[Work required]
Work out how many lines of the listing hold "hoang", then state only that count.

[Recorded data]
═══
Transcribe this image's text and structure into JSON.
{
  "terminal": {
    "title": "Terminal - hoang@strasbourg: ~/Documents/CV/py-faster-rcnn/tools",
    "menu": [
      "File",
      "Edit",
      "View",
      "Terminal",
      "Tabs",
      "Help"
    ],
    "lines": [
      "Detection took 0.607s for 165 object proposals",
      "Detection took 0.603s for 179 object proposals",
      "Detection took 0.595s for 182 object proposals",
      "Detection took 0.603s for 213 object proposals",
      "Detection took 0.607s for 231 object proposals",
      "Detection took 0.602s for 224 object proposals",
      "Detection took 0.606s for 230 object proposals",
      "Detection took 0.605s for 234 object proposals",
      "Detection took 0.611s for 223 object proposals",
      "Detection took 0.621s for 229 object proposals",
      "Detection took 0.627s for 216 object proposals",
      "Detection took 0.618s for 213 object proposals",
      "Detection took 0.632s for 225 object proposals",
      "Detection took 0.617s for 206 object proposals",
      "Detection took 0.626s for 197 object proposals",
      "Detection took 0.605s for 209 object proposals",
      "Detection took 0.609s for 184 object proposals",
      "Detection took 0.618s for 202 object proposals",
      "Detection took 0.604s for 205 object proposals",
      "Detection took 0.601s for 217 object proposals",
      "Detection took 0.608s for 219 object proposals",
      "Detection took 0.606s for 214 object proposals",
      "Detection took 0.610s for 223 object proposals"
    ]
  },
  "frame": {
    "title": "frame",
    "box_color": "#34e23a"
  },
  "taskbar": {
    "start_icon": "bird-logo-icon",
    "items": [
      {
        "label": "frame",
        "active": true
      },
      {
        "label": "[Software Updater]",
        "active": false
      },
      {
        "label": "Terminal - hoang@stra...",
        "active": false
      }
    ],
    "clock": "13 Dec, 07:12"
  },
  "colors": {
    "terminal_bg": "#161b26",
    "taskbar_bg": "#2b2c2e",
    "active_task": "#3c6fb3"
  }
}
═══
[Response below]
2